“It’s a very traumatic time for a lot of people, very stressful.

“Three months ago, we were looking at more drastic cuts,” he said.

Eddings also suggested the combination of standing staff down and promising developments regarding the coming summer’s calendar, would ensure Cricket Australia could save more jobs and protect the core aspects of its business, “grassroots programs and high-performance programs”.

The job losses across Cricket Australia and all state and territory associations now total 200, with the state and territory associations staring at a 25 per cent cut to funding, despite Cricket NSW and Queensland Cricket continuing to push back against the proposal.

“We recognise that this is a difficult time for Cricket Australia employees, particularly for those staff members affected by these redundancies and their families,” Eddings said in a statement.

“However, our responsibility is clear: to navigate a path for cricket through this period of uncertainty and disruption to ensure we come out the other side sustainable in the short term and prosperous in the long term.

“Throughout COVID-19, the need to work closely with the cricket community and to move quickly as circumstances have changed has never been more important.

“With increasing clarity about the impact of COVID-19, we have managed the financial impact on our organisation, our people, our partners and players.

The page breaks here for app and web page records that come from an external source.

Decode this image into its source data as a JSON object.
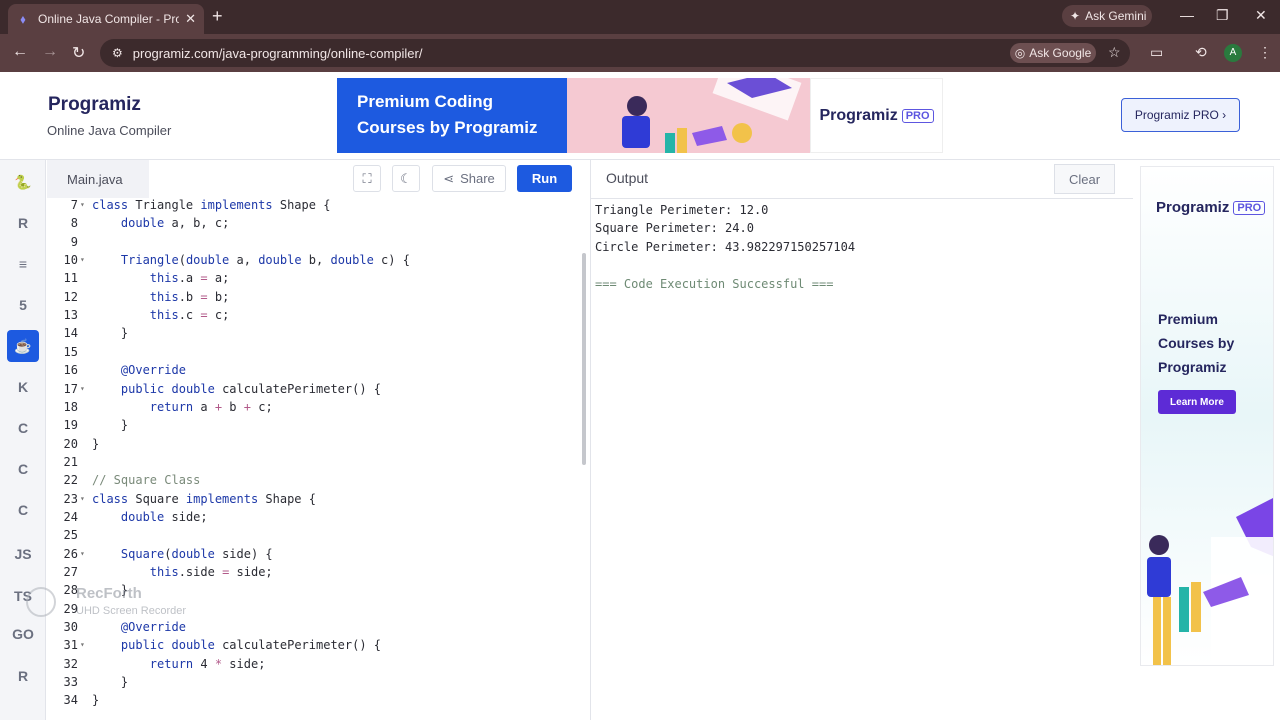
{
  "browser": {
    "tab_title": "Online Java Compiler - Program",
    "tab_close": "✕",
    "new_tab": "+",
    "ask_gemini": "Ask Gemini",
    "url": "programiz.com/java-programming/online-compiler/",
    "ask_google": "Ask Google",
    "avatar": "A"
  },
  "site": {
    "logo": "Programiz",
    "subtitle": "Online Java Compiler",
    "banner_text": "Premium Coding Courses by Programiz",
    "banner_logo": "Programiz",
    "pro_badge": "PRO",
    "pro_button": "Programiz PRO ›"
  },
  "rail": {
    "items": [
      {
        "name": "python",
        "glyph": "🐍",
        "active": false
      },
      {
        "name": "r",
        "glyph": "R",
        "active": false
      },
      {
        "name": "sql",
        "glyph": "≡",
        "active": false
      },
      {
        "name": "html",
        "glyph": "5",
        "active": false
      },
      {
        "name": "java",
        "glyph": "☕",
        "active": true
      },
      {
        "name": "kotlin",
        "glyph": "K",
        "active": false
      },
      {
        "name": "c",
        "glyph": "C",
        "active": false
      },
      {
        "name": "cpp",
        "glyph": "C",
        "active": false
      },
      {
        "name": "csharp",
        "glyph": "C",
        "active": false
      },
      {
        "name": "javascript",
        "glyph": "JS",
        "active": false
      },
      {
        "name": "typescript",
        "glyph": "TS",
        "active": false
      },
      {
        "name": "go",
        "glyph": "GO",
        "active": false
      },
      {
        "name": "rust",
        "glyph": "R",
        "active": false
      }
    ]
  },
  "editor": {
    "file_tab": "Main.java",
    "share_label": "Share",
    "run_label": "Run",
    "lines": [
      {
        "n": "7",
        "fold": true,
        "tokens": [
          [
            "kw",
            "class"
          ],
          [
            "ct",
            " Triangle "
          ],
          [
            "kw",
            "implements"
          ],
          [
            "ct",
            " Shape {"
          ]
        ]
      },
      {
        "n": "8",
        "fold": false,
        "tokens": [
          [
            "ct",
            "    "
          ],
          [
            "kw",
            "double"
          ],
          [
            "ct",
            " a, b, c;"
          ]
        ]
      },
      {
        "n": "9",
        "fold": false,
        "tokens": []
      },
      {
        "n": "10",
        "fold": true,
        "tokens": [
          [
            "ct",
            "    "
          ],
          [
            "kw",
            "Triangle"
          ],
          [
            "ct",
            "("
          ],
          [
            "kw",
            "double"
          ],
          [
            "ct",
            " a, "
          ],
          [
            "kw",
            "double"
          ],
          [
            "ct",
            " b, "
          ],
          [
            "kw",
            "double"
          ],
          [
            "ct",
            " c) {"
          ]
        ]
      },
      {
        "n": "11",
        "fold": false,
        "tokens": [
          [
            "ct",
            "        "
          ],
          [
            "kw",
            "this"
          ],
          [
            "ct",
            ".a "
          ],
          [
            "op",
            "="
          ],
          [
            "ct",
            " a;"
          ]
        ]
      },
      {
        "n": "12",
        "fold": false,
        "tokens": [
          [
            "ct",
            "        "
          ],
          [
            "kw",
            "this"
          ],
          [
            "ct",
            ".b "
          ],
          [
            "op",
            "="
          ],
          [
            "ct",
            " b;"
          ]
        ]
      },
      {
        "n": "13",
        "fold": false,
        "tokens": [
          [
            "ct",
            "        "
          ],
          [
            "kw",
            "this"
          ],
          [
            "ct",
            ".c "
          ],
          [
            "op",
            "="
          ],
          [
            "ct",
            " c;"
          ]
        ]
      },
      {
        "n": "14",
        "fold": false,
        "tokens": [
          [
            "ct",
            "    }"
          ]
        ]
      },
      {
        "n": "15",
        "fold": false,
        "tokens": []
      },
      {
        "n": "16",
        "fold": false,
        "tokens": [
          [
            "ct",
            "    "
          ],
          [
            "an",
            "@Override"
          ]
        ]
      },
      {
        "n": "17",
        "fold": true,
        "tokens": [
          [
            "ct",
            "    "
          ],
          [
            "kw",
            "public"
          ],
          [
            "ct",
            " "
          ],
          [
            "kw",
            "double"
          ],
          [
            "ct",
            " calculatePerimeter() {"
          ]
        ]
      },
      {
        "n": "18",
        "fold": false,
        "tokens": [
          [
            "ct",
            "        "
          ],
          [
            "kw",
            "return"
          ],
          [
            "ct",
            " a "
          ],
          [
            "op",
            "+"
          ],
          [
            "ct",
            " b "
          ],
          [
            "op",
            "+"
          ],
          [
            "ct",
            " c;"
          ]
        ]
      },
      {
        "n": "19",
        "fold": false,
        "tokens": [
          [
            "ct",
            "    }"
          ]
        ]
      },
      {
        "n": "20",
        "fold": false,
        "tokens": [
          [
            "ct",
            "}"
          ]
        ]
      },
      {
        "n": "21",
        "fold": false,
        "tokens": []
      },
      {
        "n": "22",
        "fold": false,
        "tokens": [
          [
            "cm",
            "// Square Class"
          ]
        ]
      },
      {
        "n": "23",
        "fold": true,
        "tokens": [
          [
            "kw",
            "class"
          ],
          [
            "ct",
            " Square "
          ],
          [
            "kw",
            "implements"
          ],
          [
            "ct",
            " Shape {"
          ]
        ]
      },
      {
        "n": "24",
        "fold": false,
        "tokens": [
          [
            "ct",
            "    "
          ],
          [
            "kw",
            "double"
          ],
          [
            "ct",
            " side;"
          ]
        ]
      },
      {
        "n": "25",
        "fold": false,
        "tokens": []
      },
      {
        "n": "26",
        "fold": true,
        "tokens": [
          [
            "ct",
            "    "
          ],
          [
            "kw",
            "Square"
          ],
          [
            "ct",
            "("
          ],
          [
            "kw",
            "double"
          ],
          [
            "ct",
            " side) {"
          ]
        ]
      },
      {
        "n": "27",
        "fold": false,
        "tokens": [
          [
            "ct",
            "        "
          ],
          [
            "kw",
            "this"
          ],
          [
            "ct",
            ".side "
          ],
          [
            "op",
            "="
          ],
          [
            "ct",
            " side;"
          ]
        ]
      },
      {
        "n": "28",
        "fold": false,
        "tokens": [
          [
            "ct",
            "    }"
          ]
        ]
      },
      {
        "n": "29",
        "fold": false,
        "tokens": []
      },
      {
        "n": "30",
        "fold": false,
        "tokens": [
          [
            "ct",
            "    "
          ],
          [
            "an",
            "@Override"
          ]
        ]
      },
      {
        "n": "31",
        "fold": true,
        "tokens": [
          [
            "ct",
            "    "
          ],
          [
            "kw",
            "public"
          ],
          [
            "ct",
            " "
          ],
          [
            "kw",
            "double"
          ],
          [
            "ct",
            " calculatePerimeter() {"
          ]
        ]
      },
      {
        "n": "32",
        "fold": false,
        "tokens": [
          [
            "ct",
            "        "
          ],
          [
            "kw",
            "return"
          ],
          [
            "ct",
            " 4 "
          ],
          [
            "op",
            "*"
          ],
          [
            "ct",
            " side;"
          ]
        ]
      },
      {
        "n": "33",
        "fold": false,
        "tokens": [
          [
            "ct",
            "    }"
          ]
        ]
      },
      {
        "n": "34",
        "fold": false,
        "tokens": [
          [
            "ct",
            "}"
          ]
        ]
      }
    ]
  },
  "output": {
    "title": "Output",
    "clear_label": "Clear",
    "lines": [
      {
        "text": "Triangle Perimeter: 12.0",
        "ok": false
      },
      {
        "text": "Square Perimeter: 24.0",
        "ok": false
      },
      {
        "text": "Circle Perimeter: 43.982297150257104",
        "ok": false
      },
      {
        "text": "",
        "ok": false
      },
      {
        "text": "=== Code Execution Successful ===",
        "ok": true
      }
    ]
  },
  "side_ad": {
    "logo": "Programiz",
    "badge": "PRO",
    "text": "Premium Courses by Programiz",
    "button": "Learn More"
  },
  "watermark": {
    "title": "RecForth",
    "subtitle": "UHD Screen Recorder"
  }
}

“There will still be painful decisions for some parts of our organisation, but we have worked hard to carefully develop plans to protect our investment in community cricket and high-performance cricket, while ensuring the game’s financial sustainability,” he said.